From Longman Dictionary of Contemporary Englishguiltyguilt‧y /ˈɡɪlti/ ●●● S2 W3 adjective 1 ashamedGUILTY/FEEL GUILTY feeling very ashamed and sad because you know that you have done something wrongguilty about/for/at I feel really guilty about forgetting her birthday again. She looked self-conscious and guilty. It was his guilty conscience that made him offer to help.RegisterIn everyday English, people often say that they feel bad about something rather than say that they feel guilty about it:I feel bad about leaving him on his own.2 of a crimeGUILTY having done something that is a crime OPP innocentguilty of The jury found her guilty of murder. He was found not guilty of the death of PC Jones. He pleaded guilty to two charges of theft.3 BLAMEresponsible for behaviour that is morally or socially unacceptablebe guilty of doing something Some journalists are guilty of reporting scandal in order to sell papers.4 → the guilty party —guiltily adverb• You feel guilty about/for/at something you have done: She felt guilty about what had happened. I feel guilty for not doing more to help. • Someone is guilty of a crime or doing something wrong: They were guilty of murder.The government is guilty of mismanaging the economy. THESAURUS – Meaning 2: having done something that is a crimeguilty if someone is guilty of a crime or doing something wrong, they did it, and they should be punished for itShe was found guilty of murder.He was guilty of serious misconduct.The two guilty men were ordered to pay damages to their victims.responsible [not before noun] used when saying who should be blamed for something bad that has happenedPolice believe a local gang is responsible for the burglaries.As manager, he is ultimately responsible for the failure of the project.The other driver was responsible for the accident.be to blame if someone is to blame for a bad situation, they are responsibleThe government is partly to blame for the crisis.If anything goes wrong, it’s never him that is to blame.culpable /ˈkʌlpəbəl/ formal responsible for something bad or illegal, so that you deserve to be blamed or punishedThe people who helped the terrorists are equally culpable for what happened on July 7th.He pleaded guilty to culpable homicide (=being guilty of causing someone’s death). negligent /ˈneɡlɪdʒənt/ [not usually before noun] responsible for something bad that has happened, because you did not take enough care, or you did not try to stop it from happeningThe court decided that the railway company was negligent.be in the wrong to be responsible for an accident, mistake etc – used when deciding which person, group etc should be blamedThe other driver was clearly in the wrong. She always thinks it’s me who is in the wrong.incriminating used about things which seem to show that someone is guilty of a crimeincriminating evidenceincriminating documentsHe didn’t want to say anything incriminating.
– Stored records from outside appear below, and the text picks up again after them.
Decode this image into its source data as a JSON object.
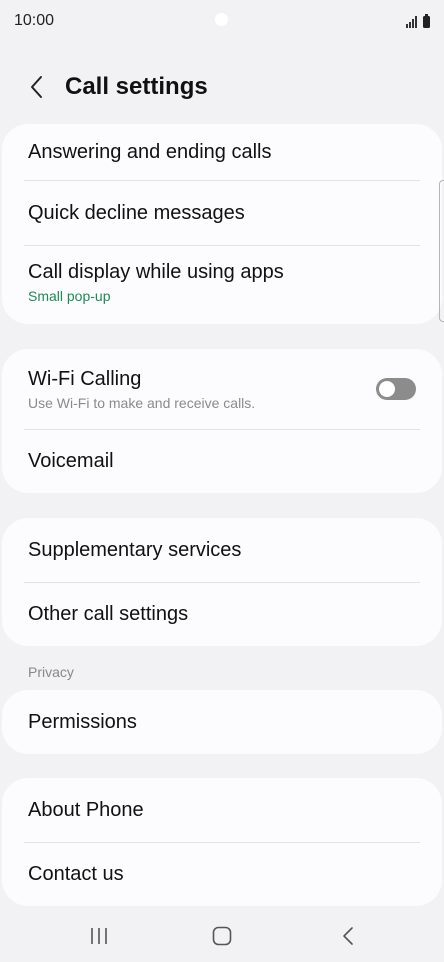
{
  "status_bar": {
    "time": "10:00"
  },
  "header": {
    "title": "Call settings"
  },
  "groups": {
    "calls": [
      {
        "title": "Answering and ending calls"
      },
      {
        "title": "Quick decline messages"
      },
      {
        "title": "Call display while using apps",
        "subtitle": "Small pop-up"
      }
    ],
    "wifi": {
      "title": "Wi-Fi Calling",
      "subtitle": "Use Wi-Fi to make and receive calls.",
      "toggle_on": false
    },
    "voicemail": {
      "title": "Voicemail"
    },
    "services": [
      {
        "title": "Supplementary services"
      },
      {
        "title": "Other call settings"
      }
    ],
    "privacy_header": "Privacy",
    "permissions": {
      "title": "Permissions"
    },
    "about": [
      {
        "title": "About Phone"
      },
      {
        "title": "Contact us"
      }
    ]
  },
  "nav_bar": {
    "icons": [
      "recents-icon",
      "home-icon",
      "back-icon"
    ]
  },
  "colors": {
    "background": "#f2f2f4",
    "card": "#fcfcfe",
    "accent_green": "#1f8a52",
    "toggle_off": "#8c8c8c"
  }
}
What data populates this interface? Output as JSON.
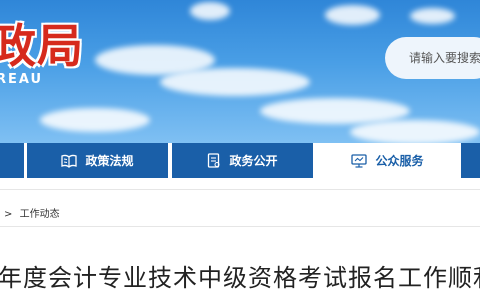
{
  "header": {
    "brand_name": "政局",
    "brand_sub": "REAU",
    "search_placeholder": "请输入要搜索"
  },
  "nav": {
    "items": [
      {
        "label": "政策法规",
        "icon": "book-icon"
      },
      {
        "label": "政务公开",
        "icon": "document-icon"
      },
      {
        "label": "公众服务",
        "icon": "monitor-icon",
        "active": true
      }
    ]
  },
  "breadcrumb": {
    "separator": ">",
    "current": "工作动态"
  },
  "article": {
    "title": "年度会计专业技术中级资格考试报名工作顺利"
  },
  "colors": {
    "nav_bg": "#1a5fa8",
    "brand_red": "#d62a1d",
    "sky": "#4a9fe6"
  }
}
Examples from the Corpusguilty• Perhaps you felt guilty about ignoring a charity collection, and so decided to punish yourself?• The jury found Sewell guilty and he was sent to prison.• I felt so guilty, do you see, yet I felt so angry with myself for feeling that way.• Parents feel guilty, even if there is no way they could have influenced events.• Davis was found guilty of abducting and killing Polly Klaas.• Most therapists are probably guilty of at least one of these faults at some point in their career.• A 23-year-old woman was found guilty of murder in the Central Court today.• Roberts pleaded guilty to driving without insurance.• He later pleaded guilty to eight perjury counts resulting from testimony in drug cases.• The guilty were each given a life sentence.guilty conscience• Capitalism, in the United States, has often had a guilty conscience.• Failure was an abdication of personal responsibility, a cause of a guilty conscience.• Rob said. --- Thisis a guilty conscience.• Neil had a guilty conscience and Jessica had known it.• She owed her father nothing, not even the duty to clear his guilty conscience at the end.• Obviously he behaved in a highly suspicious manner today, but a guilty conscience can inspire one to do strange things.• A guilty conscience is apparent to its owner.pleaded guilty• Four co-defendants already have pleaded guilty.• The man, who pleaded guilty, received an 18-month suspended jail term at Truro crown court in July.• Operatives Sayers pleaded guilty to an offence under the Food Hygiene Act.• In effect Gingrich pleaded guilty to both offenses while seeking to minimize their importance.• All three pleaded guilty to conspiring to steal.• Mirretti had pleaded guilty to fraud, bribery, theft and conspiracy to obstruct a criminal investigation.• Black pleaded guilty to the theft and obtaining £85 by deception from Wagers bookmakers.be guilty of doing something• Freud was guilty of this reductionism.• He does not believe himself to be guilty of murder, and yet he now faces between and fifteen years' imprisonment.• If they do not, they will be guilty of the worst sort of hypocrisy.• Lord Denning stated: A very young child can not be guilty of contributory negligence.• She was held to be guilty of theft.• There was a trial in early May this year, to determine whether Hughes was guilty of reckless driving.• There was no doubt that these men were guilty of subverting the constitution, if not of outright treason to the republic.